|Assessment of Nutritional Status in Emergency-Affected Populations - Adults (UNSSCN, 2000, 24 p.)|
Defining functional cut-offs - Longitudinal studies should be undertaken to determine whether individuals falling below specific cut-off points for BMI, and MUAC have elevated morbidity or mortality, poor pregnancy outcome, decreased work ability or physical performance measures. Such studies must be conducted in a variety of situations with different levels of undernutrition among adults. During emergencies, such studies are problematic. Ideally studies relating indicators to the risk of mortality in a general population are required to establish functional cut-off points that could be used for the screening of adult admissions to feeding centres. However, famines always involve massive social upheaval and large numbers of afflicted people. These factors, combined with the armed conflict that has characterised almost all famines during the last ten years, make such broad-based population studies unfeasible. Consequently, no such studies have yet been performed for any nutritional indicator in either adults or children during the height of a famine. Given these difficulties, relating indicators to mortality in a selected feeding centre population may be all that is reasonably possible. The selection bias involved in such studies must be acknowledged and results interpreted with caution.
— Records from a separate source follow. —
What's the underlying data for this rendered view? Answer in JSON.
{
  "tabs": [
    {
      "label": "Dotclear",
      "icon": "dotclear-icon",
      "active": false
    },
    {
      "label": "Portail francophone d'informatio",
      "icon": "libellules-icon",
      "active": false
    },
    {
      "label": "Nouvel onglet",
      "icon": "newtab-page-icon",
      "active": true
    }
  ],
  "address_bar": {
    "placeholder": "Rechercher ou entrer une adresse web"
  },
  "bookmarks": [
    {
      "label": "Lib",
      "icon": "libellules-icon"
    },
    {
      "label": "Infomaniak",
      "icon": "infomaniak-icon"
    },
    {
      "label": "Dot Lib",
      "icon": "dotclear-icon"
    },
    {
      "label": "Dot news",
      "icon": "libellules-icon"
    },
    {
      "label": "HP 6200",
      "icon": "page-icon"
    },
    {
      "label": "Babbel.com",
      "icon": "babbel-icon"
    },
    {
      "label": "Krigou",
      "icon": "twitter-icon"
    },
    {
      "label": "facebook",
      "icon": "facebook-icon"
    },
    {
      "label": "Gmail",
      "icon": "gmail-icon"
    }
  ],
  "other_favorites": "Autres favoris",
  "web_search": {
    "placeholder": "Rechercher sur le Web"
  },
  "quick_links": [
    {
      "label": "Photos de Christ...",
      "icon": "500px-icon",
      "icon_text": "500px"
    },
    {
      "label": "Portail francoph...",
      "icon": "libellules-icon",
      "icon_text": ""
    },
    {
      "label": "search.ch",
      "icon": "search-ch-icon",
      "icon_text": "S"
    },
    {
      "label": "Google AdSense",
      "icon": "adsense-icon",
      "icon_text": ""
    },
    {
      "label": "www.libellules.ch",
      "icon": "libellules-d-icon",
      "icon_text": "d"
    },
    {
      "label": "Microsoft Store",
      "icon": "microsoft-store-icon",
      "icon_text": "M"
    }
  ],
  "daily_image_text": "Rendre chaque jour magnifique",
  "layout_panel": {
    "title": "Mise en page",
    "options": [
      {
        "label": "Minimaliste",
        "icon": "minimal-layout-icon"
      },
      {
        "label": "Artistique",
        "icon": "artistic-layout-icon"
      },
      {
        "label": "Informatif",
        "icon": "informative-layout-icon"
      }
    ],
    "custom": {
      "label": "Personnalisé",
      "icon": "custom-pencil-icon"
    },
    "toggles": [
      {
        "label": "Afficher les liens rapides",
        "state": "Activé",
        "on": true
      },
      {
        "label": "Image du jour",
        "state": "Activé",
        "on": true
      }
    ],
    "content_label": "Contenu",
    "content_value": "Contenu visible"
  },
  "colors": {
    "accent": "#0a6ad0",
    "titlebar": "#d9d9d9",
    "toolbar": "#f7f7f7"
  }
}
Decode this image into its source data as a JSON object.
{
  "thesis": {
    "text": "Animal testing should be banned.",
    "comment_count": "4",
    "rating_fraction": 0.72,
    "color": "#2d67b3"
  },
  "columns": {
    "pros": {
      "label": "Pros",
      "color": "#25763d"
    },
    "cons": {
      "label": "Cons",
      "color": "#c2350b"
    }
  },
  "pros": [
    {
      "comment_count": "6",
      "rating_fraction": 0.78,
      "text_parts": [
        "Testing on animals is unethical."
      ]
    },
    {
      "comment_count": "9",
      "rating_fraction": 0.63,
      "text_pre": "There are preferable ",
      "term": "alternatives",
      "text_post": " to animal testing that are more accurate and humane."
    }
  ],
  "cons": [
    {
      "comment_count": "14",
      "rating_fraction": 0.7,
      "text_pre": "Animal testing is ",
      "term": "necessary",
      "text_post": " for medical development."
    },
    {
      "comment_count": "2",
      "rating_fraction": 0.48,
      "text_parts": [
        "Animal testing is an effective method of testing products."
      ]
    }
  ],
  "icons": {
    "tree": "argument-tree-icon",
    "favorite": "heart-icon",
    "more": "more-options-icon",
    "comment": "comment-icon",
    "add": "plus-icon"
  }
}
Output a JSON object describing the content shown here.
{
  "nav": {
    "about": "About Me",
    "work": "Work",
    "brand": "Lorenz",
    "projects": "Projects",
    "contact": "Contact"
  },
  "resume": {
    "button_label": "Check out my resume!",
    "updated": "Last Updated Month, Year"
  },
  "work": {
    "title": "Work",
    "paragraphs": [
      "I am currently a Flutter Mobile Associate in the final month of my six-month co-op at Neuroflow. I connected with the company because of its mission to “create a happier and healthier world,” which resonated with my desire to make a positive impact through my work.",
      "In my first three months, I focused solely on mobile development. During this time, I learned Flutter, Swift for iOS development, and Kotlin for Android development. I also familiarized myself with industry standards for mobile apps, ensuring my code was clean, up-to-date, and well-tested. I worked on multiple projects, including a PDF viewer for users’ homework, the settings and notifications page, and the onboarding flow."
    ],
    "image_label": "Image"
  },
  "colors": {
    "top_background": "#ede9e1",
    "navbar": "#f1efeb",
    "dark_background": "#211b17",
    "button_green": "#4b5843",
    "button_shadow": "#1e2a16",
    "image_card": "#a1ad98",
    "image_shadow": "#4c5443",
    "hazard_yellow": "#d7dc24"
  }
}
Patterns and prevalence of adult undernutrition during famine - Data on the prevalence and patterns of adult undernutrition during famines may be useful in defining cut-offs. Data on different ethnic groups and settings would be useful.
Practicality of measurements and calculations - The practicality of obtaining various measures should be explored in field situations. Survey organisers should assess the ease of training survey workers in measuring MUAC, weight, and height, as well as assessing inter- and intra-observer variability in these measurements when measuring adults.
Adjusting for differences in body shape - Surveys undertaken in a variety of populations should explore the utility of adjusting indices using weight and height for differences in body shape by using the SH/S Index or other indicators of body shape.
The use of MUAC to monitor recovery from undernutrition. The changes in MUAC and weight during recovery from undernutrition should be compared with a view to establishing whether MUAC is useful in this role and if it is, establishing relevant MUAC discharge criteria.
More data on differentiating between secondary and primary undernutrition - Examination of adult failure-to-thrive in centres should include attempts to identify measurements or signs that predict failure-to-thrive in feeding centres.
The aetiology, significance and treatment of famine oedema and ascites - More information on the significance and prevalence of famine oedema and ascites is required. It is recommended that surveys assess subjects for these symptoms.